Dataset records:
========

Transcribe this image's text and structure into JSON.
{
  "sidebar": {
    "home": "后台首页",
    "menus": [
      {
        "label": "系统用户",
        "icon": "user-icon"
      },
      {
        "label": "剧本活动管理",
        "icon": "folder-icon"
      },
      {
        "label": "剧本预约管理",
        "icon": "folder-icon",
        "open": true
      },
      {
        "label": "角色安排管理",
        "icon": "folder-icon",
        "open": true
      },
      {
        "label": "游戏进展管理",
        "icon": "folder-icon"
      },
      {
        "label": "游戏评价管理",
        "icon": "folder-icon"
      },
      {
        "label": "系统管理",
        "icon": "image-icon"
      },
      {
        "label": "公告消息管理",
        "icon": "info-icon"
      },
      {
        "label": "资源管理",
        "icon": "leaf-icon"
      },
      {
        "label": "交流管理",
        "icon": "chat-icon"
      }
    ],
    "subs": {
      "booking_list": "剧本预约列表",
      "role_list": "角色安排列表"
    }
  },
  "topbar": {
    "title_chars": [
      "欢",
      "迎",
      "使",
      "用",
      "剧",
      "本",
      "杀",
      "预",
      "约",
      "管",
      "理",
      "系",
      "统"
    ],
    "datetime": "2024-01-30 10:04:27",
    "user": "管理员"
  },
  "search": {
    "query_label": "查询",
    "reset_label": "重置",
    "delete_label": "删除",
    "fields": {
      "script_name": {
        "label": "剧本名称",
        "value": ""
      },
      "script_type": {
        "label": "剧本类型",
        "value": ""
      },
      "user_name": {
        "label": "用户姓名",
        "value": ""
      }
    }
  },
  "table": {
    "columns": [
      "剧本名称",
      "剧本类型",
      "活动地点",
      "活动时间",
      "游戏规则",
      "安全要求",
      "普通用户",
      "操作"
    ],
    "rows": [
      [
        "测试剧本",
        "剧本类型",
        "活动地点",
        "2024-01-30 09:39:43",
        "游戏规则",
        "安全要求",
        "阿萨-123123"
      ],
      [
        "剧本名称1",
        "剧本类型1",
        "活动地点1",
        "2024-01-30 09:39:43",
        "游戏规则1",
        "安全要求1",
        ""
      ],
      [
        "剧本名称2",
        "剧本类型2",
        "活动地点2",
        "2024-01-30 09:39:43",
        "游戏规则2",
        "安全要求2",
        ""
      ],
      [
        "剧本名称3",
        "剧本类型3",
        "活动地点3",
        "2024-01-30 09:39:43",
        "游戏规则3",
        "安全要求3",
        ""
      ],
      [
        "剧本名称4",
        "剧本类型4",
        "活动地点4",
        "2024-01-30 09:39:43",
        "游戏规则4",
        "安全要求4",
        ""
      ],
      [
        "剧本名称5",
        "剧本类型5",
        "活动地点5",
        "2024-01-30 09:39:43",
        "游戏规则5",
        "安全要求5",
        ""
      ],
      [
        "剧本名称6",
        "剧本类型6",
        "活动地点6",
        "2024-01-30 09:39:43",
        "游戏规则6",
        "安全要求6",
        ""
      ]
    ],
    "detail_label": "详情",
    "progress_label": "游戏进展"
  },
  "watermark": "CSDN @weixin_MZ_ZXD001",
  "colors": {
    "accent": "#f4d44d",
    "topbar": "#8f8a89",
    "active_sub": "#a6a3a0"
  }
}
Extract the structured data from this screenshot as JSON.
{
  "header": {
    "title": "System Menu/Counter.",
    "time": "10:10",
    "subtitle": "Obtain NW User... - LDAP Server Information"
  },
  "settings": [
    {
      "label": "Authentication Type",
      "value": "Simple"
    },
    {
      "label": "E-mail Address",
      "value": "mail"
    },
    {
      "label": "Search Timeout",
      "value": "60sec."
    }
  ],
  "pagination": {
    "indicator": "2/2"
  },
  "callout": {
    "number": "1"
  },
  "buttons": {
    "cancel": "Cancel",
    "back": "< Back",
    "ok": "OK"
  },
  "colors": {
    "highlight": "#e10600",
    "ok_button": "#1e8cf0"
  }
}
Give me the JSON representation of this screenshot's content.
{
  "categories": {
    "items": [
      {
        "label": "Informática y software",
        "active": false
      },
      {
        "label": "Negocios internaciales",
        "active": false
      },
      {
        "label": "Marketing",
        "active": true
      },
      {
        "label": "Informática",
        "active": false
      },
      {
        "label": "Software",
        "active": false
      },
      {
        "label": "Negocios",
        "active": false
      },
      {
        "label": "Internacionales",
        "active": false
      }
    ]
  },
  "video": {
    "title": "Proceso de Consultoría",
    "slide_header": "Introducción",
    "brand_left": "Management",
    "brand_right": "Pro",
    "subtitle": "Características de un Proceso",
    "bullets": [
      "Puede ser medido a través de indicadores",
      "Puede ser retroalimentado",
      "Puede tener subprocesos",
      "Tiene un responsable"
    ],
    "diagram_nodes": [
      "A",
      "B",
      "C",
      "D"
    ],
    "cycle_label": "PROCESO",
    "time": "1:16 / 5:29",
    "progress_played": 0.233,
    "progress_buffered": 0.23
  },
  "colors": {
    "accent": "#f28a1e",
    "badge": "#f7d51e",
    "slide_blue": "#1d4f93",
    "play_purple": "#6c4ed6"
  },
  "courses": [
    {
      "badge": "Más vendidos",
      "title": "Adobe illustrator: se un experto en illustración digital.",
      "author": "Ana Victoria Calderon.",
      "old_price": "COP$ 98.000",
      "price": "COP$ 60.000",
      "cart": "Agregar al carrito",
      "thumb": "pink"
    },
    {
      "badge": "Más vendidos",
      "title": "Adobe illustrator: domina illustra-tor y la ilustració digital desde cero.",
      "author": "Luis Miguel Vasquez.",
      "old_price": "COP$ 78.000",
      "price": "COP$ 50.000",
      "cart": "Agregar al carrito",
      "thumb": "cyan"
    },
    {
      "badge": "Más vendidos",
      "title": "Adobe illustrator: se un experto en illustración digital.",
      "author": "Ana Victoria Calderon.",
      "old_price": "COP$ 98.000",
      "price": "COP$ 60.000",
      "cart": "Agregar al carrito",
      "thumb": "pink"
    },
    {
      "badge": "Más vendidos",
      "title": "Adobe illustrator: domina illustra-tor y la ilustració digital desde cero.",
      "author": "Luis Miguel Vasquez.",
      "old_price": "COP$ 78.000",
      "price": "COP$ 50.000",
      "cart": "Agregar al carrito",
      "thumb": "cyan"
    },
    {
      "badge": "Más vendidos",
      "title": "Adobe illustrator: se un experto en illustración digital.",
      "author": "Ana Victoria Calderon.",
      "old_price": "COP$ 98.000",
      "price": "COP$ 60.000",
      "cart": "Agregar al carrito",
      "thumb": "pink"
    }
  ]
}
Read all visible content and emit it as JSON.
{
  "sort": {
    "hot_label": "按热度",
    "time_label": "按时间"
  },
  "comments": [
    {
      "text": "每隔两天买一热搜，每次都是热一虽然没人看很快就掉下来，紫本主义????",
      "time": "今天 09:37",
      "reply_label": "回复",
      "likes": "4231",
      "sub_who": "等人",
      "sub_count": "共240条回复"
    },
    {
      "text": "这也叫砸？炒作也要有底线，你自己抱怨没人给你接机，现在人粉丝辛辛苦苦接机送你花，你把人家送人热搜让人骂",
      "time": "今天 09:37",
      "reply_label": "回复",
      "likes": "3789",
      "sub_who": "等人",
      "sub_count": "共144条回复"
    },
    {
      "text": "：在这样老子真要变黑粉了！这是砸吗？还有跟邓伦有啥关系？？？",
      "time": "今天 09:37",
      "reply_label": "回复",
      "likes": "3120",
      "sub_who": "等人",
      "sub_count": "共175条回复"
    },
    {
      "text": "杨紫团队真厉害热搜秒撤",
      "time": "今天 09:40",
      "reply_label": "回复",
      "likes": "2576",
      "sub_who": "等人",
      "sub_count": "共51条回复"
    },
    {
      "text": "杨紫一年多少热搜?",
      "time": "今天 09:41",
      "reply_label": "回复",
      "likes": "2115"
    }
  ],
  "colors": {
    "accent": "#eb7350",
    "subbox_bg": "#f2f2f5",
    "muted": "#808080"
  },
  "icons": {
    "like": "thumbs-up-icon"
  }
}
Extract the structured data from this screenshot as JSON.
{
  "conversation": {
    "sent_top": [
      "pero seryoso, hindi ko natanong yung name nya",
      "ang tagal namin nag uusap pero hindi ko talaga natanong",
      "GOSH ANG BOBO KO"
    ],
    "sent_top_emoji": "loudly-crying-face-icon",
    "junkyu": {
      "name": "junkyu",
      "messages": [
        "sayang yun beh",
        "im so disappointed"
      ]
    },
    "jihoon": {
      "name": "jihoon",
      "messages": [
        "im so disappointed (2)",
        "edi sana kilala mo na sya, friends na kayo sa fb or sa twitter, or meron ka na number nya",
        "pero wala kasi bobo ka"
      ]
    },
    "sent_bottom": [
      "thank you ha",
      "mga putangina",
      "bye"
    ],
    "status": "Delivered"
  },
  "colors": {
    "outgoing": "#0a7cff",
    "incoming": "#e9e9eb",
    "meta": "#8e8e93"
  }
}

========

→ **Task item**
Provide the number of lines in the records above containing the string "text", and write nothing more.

→ **Problem solution**
6